Laura Ingalls Wilder

This past weekend I was travelling back to Rapid City from Brookings.

We had pre-planned our route to be sure that we stopped in DeSmet to visit the Laura Ingalls Wilder historic homes.  My daughters are ten and at the perfect age for Laura Ingalls Wilder to make an impact on them. They have begun to read her books, and were very excited to visit the places she lived, the schoolhouse she attended and the replica of the schoolhouse where she taught.

Laura began teaching elementary school at the age of fifteen in a one room log schoolhouse with no windows and one wood stove that her students would huddle by to keep warm during the winter.  Snow would blow in under the door, and through cracks in the walls.

I contemplated on the history of education in our state.  I thought about homesteading educators with the same spark and love for working with young children that we have, and about the impossible challenges they faced.  I also thought about the educators I know with less dedication, and how the academic crowd would thin if they had to face these types of circumstances.

I think sometimes our state forgets how hard the original homesteaders worked to make this part of the world liveable.  Our modern conveniences have distanced us from the struggles of the past.  We take for granted what has already been built, and take a complacent approach in continuing to build for the future.

Do we have a tendency to focus too centrally on how we can improve and support our classrooms and our centers, that we turn a blind eye to the ways in which we can work to make early childhood education in our state great?

Two observations from this past week stand out to me:

  1. On a conference call with the state regarding the new  Child Care and Development Block Grant Act, a provider became very passionate about the difficulty of meeting all of the new standards.  She also wanted to know why providers hadn’t had a voice in the changes.  Here is the problem, providers DID have a voice, two years ago when they were looking at developing the law.  There were webinars, conference calls, and even meetings we were invited to in Pierre.  Since the law was passed we’ve been discussing the new requirements and the plan for implementation for over a year.  THIS is why it is important to be aware of what is going on in Early Childhood Education on a state and national level.  We can’t just focus on our classrooms and centers and react to whatever is handed to us and claim we weren’t made aware.  That is not a question of being unaware, that is ignoring information that has been presented to you.  As a side note, I find the changes positive and necessary, and more information about them can be found here.
  2. I discussed the topic of last week’s blog regarding achieving higher education for our workforce with another director.  She told me that this deficit was pointed out to the State of South Dakota about sixteen years ago, and it was abandoned.  I’m paraphrasing here, but the state cited, “What additional benefits would early childhood educators receive with higher education? Will you be willing to pay them more?”  A valid point, but one which needs to be addressed, not swept under the rug for sixteen years while the state and local governments and the community at large tisk tisk at our underqualified workforce.

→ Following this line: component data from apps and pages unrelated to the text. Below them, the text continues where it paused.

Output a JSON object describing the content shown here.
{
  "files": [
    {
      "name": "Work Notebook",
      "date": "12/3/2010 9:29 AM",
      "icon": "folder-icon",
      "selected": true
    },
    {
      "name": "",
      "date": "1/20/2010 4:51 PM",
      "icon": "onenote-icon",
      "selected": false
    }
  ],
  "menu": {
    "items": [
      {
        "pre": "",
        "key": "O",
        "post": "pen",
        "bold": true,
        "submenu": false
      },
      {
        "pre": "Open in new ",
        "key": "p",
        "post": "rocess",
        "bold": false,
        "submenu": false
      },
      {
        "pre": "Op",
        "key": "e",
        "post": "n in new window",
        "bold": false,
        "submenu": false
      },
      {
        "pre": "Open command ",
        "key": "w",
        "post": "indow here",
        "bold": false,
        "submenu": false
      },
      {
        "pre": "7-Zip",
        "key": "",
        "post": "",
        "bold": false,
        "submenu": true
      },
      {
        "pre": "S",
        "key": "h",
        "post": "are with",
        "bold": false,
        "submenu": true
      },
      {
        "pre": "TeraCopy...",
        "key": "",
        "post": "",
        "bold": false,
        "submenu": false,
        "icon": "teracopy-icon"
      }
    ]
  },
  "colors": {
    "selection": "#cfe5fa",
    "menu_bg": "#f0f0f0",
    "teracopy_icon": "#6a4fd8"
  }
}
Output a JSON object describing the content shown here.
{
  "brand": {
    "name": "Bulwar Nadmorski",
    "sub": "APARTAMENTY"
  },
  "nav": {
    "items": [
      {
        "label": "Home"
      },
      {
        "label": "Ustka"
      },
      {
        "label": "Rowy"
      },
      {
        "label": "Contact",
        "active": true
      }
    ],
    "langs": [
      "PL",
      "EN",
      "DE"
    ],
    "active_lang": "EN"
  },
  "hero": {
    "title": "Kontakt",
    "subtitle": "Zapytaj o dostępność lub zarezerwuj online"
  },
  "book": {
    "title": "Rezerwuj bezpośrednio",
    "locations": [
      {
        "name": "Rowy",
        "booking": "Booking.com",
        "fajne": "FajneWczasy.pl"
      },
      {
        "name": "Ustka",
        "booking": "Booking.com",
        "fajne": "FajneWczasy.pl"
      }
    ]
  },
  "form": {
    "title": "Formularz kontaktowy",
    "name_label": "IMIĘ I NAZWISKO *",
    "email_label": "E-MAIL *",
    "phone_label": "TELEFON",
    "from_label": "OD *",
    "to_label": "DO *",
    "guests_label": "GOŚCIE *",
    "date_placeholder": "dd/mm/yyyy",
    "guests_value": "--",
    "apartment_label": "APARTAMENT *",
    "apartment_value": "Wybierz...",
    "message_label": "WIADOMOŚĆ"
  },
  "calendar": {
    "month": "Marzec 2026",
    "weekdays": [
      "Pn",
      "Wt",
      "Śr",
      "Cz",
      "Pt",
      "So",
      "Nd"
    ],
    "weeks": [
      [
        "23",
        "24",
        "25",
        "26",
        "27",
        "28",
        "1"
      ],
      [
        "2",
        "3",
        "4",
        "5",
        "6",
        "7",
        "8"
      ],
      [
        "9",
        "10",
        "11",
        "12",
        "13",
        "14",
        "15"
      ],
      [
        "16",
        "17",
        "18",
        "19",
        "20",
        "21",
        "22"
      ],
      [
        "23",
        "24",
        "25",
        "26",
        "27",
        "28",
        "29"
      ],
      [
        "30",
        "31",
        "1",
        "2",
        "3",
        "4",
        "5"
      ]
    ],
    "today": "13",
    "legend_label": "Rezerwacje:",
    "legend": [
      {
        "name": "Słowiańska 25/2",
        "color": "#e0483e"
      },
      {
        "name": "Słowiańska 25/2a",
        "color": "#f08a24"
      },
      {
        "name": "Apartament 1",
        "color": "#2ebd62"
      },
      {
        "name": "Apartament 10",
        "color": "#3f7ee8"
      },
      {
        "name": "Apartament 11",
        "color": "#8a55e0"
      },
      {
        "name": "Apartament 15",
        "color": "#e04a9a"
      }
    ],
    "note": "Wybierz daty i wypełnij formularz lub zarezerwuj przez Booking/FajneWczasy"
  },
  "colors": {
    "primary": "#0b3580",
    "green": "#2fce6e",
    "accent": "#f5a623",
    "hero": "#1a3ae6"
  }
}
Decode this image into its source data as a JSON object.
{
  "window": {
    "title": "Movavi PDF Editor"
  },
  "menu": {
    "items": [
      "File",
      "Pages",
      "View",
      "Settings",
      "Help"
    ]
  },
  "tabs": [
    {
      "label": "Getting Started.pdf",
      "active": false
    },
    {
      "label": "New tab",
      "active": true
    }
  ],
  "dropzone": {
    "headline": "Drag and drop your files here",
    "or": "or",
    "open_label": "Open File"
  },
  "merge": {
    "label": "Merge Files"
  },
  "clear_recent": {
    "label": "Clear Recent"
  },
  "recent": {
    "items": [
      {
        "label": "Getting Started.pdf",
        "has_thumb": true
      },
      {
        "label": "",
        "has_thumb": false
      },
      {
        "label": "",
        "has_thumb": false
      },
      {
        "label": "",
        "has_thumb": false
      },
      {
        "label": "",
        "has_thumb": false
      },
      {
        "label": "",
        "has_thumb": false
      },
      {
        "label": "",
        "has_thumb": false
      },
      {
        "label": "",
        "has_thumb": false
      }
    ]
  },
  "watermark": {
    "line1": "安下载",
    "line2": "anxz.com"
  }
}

Our state was pioneered by a hardy, dedicated, and more then a little optimistic spirit.  We have to harness the kind of determination our state was founded on and strive for something better.  We have to work together to strengthen our workforce, and advocate for our rights and those of our students.  Attainable higher education opportunities need to be created, wages need to increase, a mentorship program needs to be re-implemented, we need to connect with our more rural facilities to provide resources and support, and we need to work with our communities and local and state governments.  All of this is coming, let me know if you want to get onboard.

What if South Dakota wasn’t one of the worst states for Early Childhood Education, what if it was one of the best?

Thank you for reading Early Education Plantation.  I sincerely appreciate the emails, comments, and likes and shares these articles receive on social media.  Please continue sharing: Comment, connect, cultivate change!